Stored records:

◇ ◇ ◇ ◇ ◇

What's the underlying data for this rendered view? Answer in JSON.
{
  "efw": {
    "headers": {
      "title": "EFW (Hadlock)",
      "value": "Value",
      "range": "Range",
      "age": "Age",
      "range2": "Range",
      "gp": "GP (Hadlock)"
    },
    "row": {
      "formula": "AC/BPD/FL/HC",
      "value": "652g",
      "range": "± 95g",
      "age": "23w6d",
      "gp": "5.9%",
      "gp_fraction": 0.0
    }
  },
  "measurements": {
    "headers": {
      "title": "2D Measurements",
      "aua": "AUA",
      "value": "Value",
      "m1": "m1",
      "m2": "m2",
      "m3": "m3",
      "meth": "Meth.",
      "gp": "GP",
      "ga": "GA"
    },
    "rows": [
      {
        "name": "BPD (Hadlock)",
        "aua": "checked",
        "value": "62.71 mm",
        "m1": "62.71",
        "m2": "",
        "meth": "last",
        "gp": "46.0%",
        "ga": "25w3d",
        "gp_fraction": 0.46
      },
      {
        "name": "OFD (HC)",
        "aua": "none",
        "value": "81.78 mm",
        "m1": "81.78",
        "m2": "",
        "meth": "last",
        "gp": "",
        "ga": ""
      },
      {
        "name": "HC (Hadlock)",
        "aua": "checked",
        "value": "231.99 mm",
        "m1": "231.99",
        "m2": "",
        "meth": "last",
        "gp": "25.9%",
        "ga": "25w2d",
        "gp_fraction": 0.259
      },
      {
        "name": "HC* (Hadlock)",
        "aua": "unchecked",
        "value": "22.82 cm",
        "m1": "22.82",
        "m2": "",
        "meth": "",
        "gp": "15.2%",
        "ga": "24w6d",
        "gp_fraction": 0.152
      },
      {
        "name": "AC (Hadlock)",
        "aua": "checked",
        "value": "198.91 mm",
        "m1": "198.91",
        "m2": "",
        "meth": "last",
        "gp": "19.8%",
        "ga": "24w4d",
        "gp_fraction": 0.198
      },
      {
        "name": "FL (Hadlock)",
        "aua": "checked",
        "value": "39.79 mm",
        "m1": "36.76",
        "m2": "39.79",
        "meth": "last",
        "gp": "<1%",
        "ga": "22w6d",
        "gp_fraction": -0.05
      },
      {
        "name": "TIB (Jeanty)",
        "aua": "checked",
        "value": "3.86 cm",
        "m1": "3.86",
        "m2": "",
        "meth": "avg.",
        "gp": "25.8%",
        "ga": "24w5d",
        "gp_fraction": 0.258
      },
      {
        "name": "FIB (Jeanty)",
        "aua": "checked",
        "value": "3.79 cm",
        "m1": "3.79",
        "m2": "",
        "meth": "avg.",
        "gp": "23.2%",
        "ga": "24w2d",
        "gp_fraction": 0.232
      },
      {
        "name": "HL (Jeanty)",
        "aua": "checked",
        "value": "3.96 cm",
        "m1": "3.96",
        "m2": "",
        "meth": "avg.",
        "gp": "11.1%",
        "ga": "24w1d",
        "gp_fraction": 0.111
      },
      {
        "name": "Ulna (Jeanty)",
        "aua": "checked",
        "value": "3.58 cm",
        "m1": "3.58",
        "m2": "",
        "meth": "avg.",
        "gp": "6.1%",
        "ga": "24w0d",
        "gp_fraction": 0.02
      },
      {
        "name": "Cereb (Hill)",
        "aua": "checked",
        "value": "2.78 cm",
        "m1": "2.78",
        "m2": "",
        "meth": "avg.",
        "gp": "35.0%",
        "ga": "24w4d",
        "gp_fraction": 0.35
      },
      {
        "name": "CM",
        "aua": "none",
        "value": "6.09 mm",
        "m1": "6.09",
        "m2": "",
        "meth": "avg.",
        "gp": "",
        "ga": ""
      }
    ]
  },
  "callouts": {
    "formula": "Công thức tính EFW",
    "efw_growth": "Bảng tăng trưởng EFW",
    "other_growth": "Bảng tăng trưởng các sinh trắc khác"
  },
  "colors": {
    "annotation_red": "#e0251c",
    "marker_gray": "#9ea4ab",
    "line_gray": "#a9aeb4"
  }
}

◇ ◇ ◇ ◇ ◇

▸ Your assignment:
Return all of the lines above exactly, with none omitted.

▸ Answer box:
What's the underlying data for this rendered view? Answer in JSON.
{
  "efw": {
    "headers": {
      "title": "EFW (Hadlock)",
      "value": "Value",
      "range": "Range",
      "age": "Age",
      "range2": "Range",
      "gp": "GP (Hadlock)"
    },
    "row": {
      "formula": "AC/BPD/FL/HC",
      "value": "652g",
      "range": "± 95g",
      "age": "23w6d",
      "gp": "5.9%",
      "gp_fraction": 0.0
    }
  },
  "measurements": {
    "headers": {
      "title": "2D Measurements",
      "aua": "AUA",
      "value": "Value",
      "m1": "m1",
      "m2": "m2",
      "m3": "m3",
      "meth": "Meth.",
      "gp": "GP",
      "ga": "GA"
    },
    "rows": [
      {
        "name": "BPD (Hadlock)",
        "aua": "checked",
        "value": "62.71 mm",
        "m1": "62.71",
        "m2": "",
        "meth": "last",
        "gp": "46.0%",
        "ga": "25w3d",
        "gp_fraction": 0.46
      },
      {
        "name": "OFD (HC)",
        "aua": "none",
        "value": "81.78 mm",
        "m1": "81.78",
        "m2": "",
        "meth": "last",
        "gp": "",
        "ga": ""
      },
      {
        "name": "HC (Hadlock)",
        "aua": "checked",
        "value": "231.99 mm",
        "m1": "231.99",
        "m2": "",
        "meth": "last",
        "gp": "25.9%",
        "ga": "25w2d",
        "gp_fraction": 0.259
      },
      {
        "name": "HC* (Hadlock)",
        "aua": "unchecked",
        "value": "22.82 cm",
        "m1": "22.82",
        "m2": "",
        "meth": "",
        "gp": "15.2%",
        "ga": "24w6d",
        "gp_fraction": 0.152
      },
      {
        "name": "AC (Hadlock)",
        "aua": "checked",
        "value": "198.91 mm",
        "m1": "198.91",
        "m2": "",
        "meth": "last",
        "gp": "19.8%",
        "ga": "24w4d",
        "gp_fraction": 0.198
      },
      {
        "name": "FL (Hadlock)",
        "aua": "checked",
        "value": "39.79 mm",
        "m1": "36.76",
        "m2": "39.79",
        "meth": "last",
        "gp": "<1%",
        "ga": "22w6d",
        "gp_fraction": -0.05
      },
      {
        "name": "TIB (Jeanty)",
        "aua": "checked",
        "value": "3.86 cm",
        "m1": "3.86",
        "m2": "",
        "meth": "avg.",
        "gp": "25.8%",
        "ga": "24w5d",
        "gp_fraction": 0.258
      },
      {
        "name": "FIB (Jeanty)",
        "aua": "checked",
        "value": "3.79 cm",
        "m1": "3.79",
        "m2": "",
        "meth": "avg.",
        "gp": "23.2%",
        "ga": "24w2d",
        "gp_fraction": 0.232
      },
      {
        "name": "HL (Jeanty)",
        "aua": "checked",
        "value": "3.96 cm",
        "m1": "3.96",
        "m2": "",
        "meth": "avg.",
        "gp": "11.1%",
        "ga": "24w1d",
        "gp_fraction": 0.111
      },
      {
        "name": "Ulna (Jeanty)",
        "aua": "checked",
        "value": "3.58 cm",
        "m1": "3.58",
        "m2": "",
        "meth": "avg.",
        "gp": "6.1%",
        "ga": "24w0d",
        "gp_fraction": 0.02
      },
      {
        "name": "Cereb (Hill)",
        "aua": "checked",
        "value": "2.78 cm",
        "m1": "2.78",
        "m2": "",
        "meth": "avg.",
        "gp": "35.0%",
        "ga": "24w4d",
        "gp_fraction": 0.35
      },
      {
        "name": "CM",
        "aua": "none",
        "value": "6.09 mm",
        "m1": "6.09",
        "m2": "",
        "meth": "avg.",
        "gp": "",
        "ga": ""
      }
    ]
  },
  "callouts": {
    "formula": "Công thức tính EFW",
    "efw_growth": "Bảng tăng trưởng EFW",
    "other_growth": "Bảng tăng trưởng các sinh trắc khác"
  },
  "colors": {
    "annotation_red": "#e0251c",
    "marker_gray": "#9ea4ab",
    "line_gray": "#a9aeb4"
  }
}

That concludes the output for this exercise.